» What you are asked to do
Exactly the lines from the line that has "Parse this screenshot: output" through the final line below are to be retyped, and the pictures are not.
= Beginning of Section =
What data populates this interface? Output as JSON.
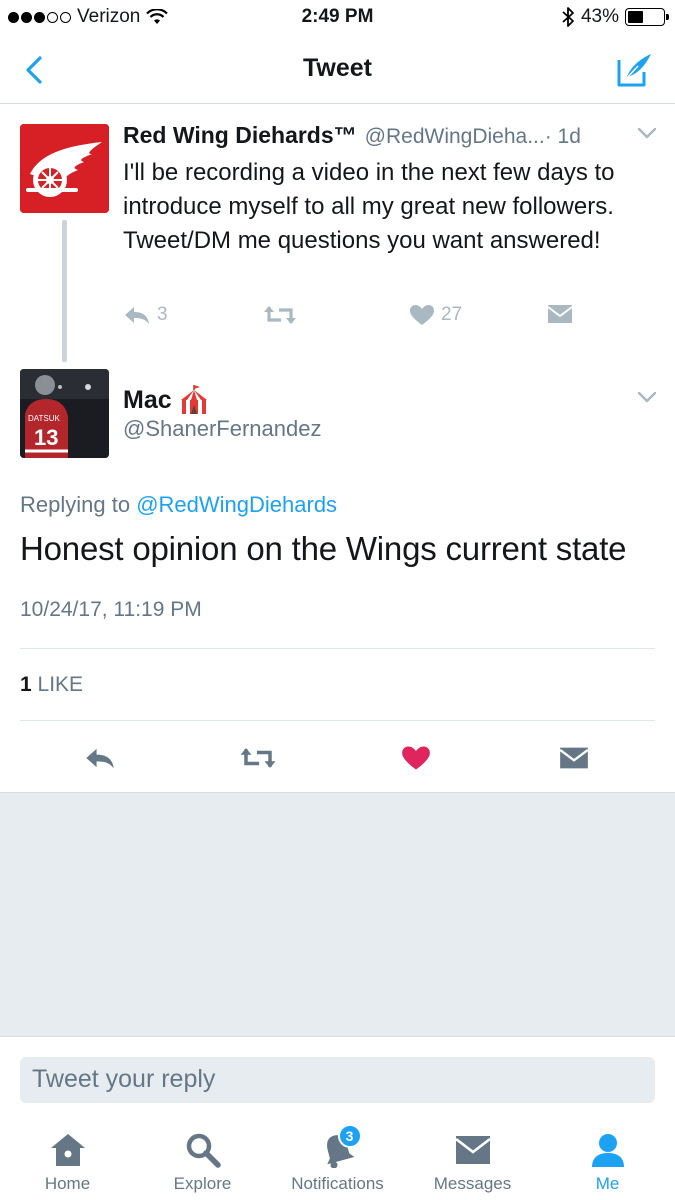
{
  "status_bar": {
    "carrier": "Verizon",
    "time": "2:49 PM",
    "battery_percent": "43%",
    "battery_level": 0.43,
    "signal_bars": 3
  },
  "nav": {
    "title": "Tweet",
    "back_icon": "chevron-left-icon",
    "compose_icon": "compose-icon",
    "accent": "#1da1f2"
  },
  "parent_tweet": {
    "name": "Red Wing Diehards™",
    "handle": "@RedWingDieha...",
    "time": "· 1d",
    "text": "I'll be recording a video in the next few days to introduce myself to all my great new followers. Tweet/DM me questions you want answered!",
    "reply_count": "3",
    "like_count": "27"
  },
  "reply_tweet": {
    "name": "Mac",
    "name_emoji": "circus-tent-icon",
    "handle": "@ShanerFernandez",
    "replying_prefix": "Replying to",
    "replying_to": "@RedWingDiehards",
    "text": "Honest opinion on the Wings current state",
    "timestamp": "10/24/17, 11:19 PM",
    "likes_count": "1",
    "likes_label": "LIKE",
    "liked": true,
    "like_color": "#e0245e"
  },
  "composer": {
    "placeholder": "Tweet your reply"
  },
  "tabs": [
    {
      "label": "Home",
      "icon": "home-icon",
      "badge": null
    },
    {
      "label": "Explore",
      "icon": "search-icon",
      "badge": null
    },
    {
      "label": "Notifications",
      "icon": "bell-icon",
      "badge": "3"
    },
    {
      "label": "Messages",
      "icon": "envelope-icon",
      "badge": null
    },
    {
      "label": "Me",
      "icon": "person-icon",
      "badge": null,
      "active": true
    }
  ]
}
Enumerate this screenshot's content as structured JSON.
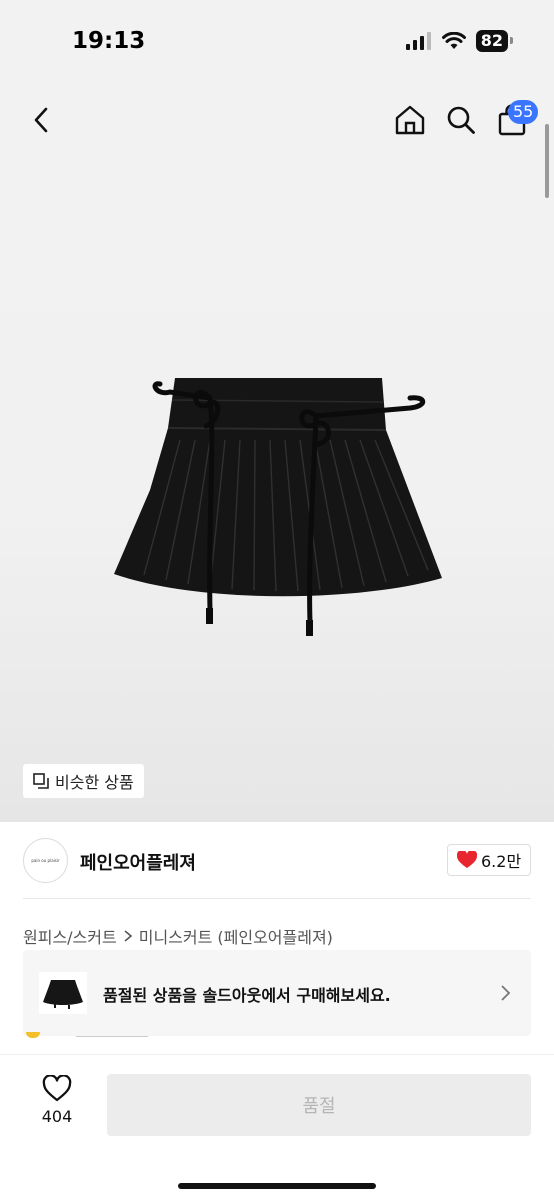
{
  "status_bar": {
    "time": "19:13",
    "battery": "82"
  },
  "header": {
    "back_icon": "chevron-left-icon",
    "home_icon": "home-icon",
    "search_icon": "search-icon",
    "cart_icon": "shopping-bag-icon",
    "cart_badge": "55"
  },
  "product": {
    "image_alt_icon": "pleated-mini-skirt",
    "similar_button_label": "비슷한 상품"
  },
  "shop": {
    "logo_text": "pain ou plaisir",
    "name": "페인오어플레져",
    "likes": "6.2만",
    "heart_color": "#e8262f"
  },
  "breadcrumb": {
    "category": "원피스/스커트",
    "subcategory": "미니스커트 (페인오어플레져)"
  },
  "soldout_banner": {
    "text": "품절된 상품을 솔드아웃에서 구매해보세요."
  },
  "bottom": {
    "wish_count": "404",
    "buy_label": "품절"
  },
  "colors": {
    "accent": "#3a75ff"
  }
}
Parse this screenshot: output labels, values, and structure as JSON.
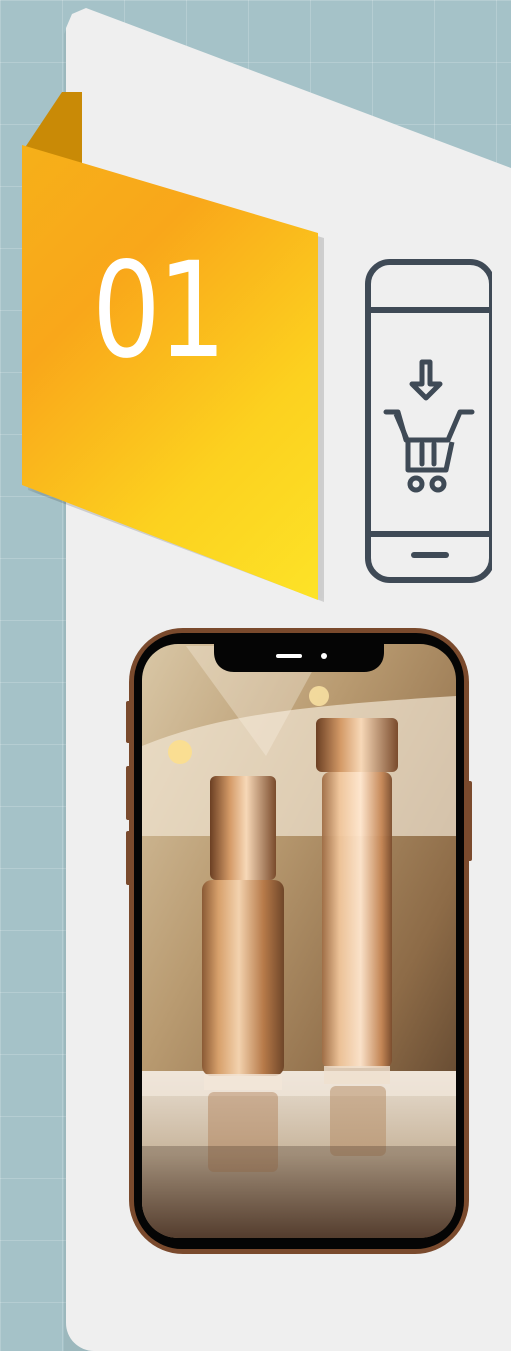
{
  "step": {
    "number": "01"
  },
  "icons": {
    "main_icon": "mobile-shopping-cart-download-icon"
  },
  "colors": {
    "background": "#a5c2c8",
    "card": "#efefef",
    "badge_start": "#f6b019",
    "badge_end": "#fde327",
    "icon_stroke": "#3f4a56",
    "phone_frame": "#050505",
    "phone_bezel": "#7a4a2d"
  },
  "image": {
    "subject": "gold-cosmetic-bottles-on-mirror"
  }
}
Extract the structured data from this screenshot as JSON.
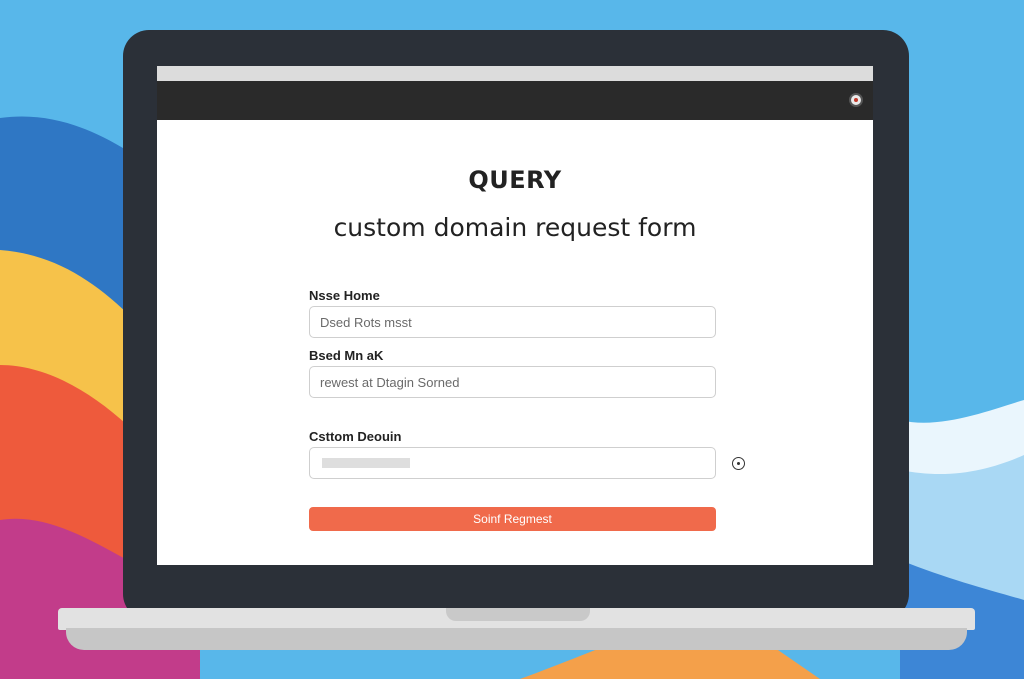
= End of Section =
» Exercise response
Parse this screenshot: output labels, values, and structure as JSON.
{
  "step": {
    "number": "01"
  },
  "icons": {
    "main_icon": "mobile-shopping-cart-download-icon"
  },
  "colors": {
    "background": "#a5c2c8",
    "card": "#efefef",
    "badge_start": "#f6b019",
    "badge_end": "#fde327",
    "icon_stroke": "#3f4a56",
    "phone_frame": "#050505",
    "phone_bezel": "#7a4a2d"
  },
  "image": {
    "subject": "gold-cosmetic-bottles-on-mirror"
  }
}
Extract the structured data from this screenshot as JSON.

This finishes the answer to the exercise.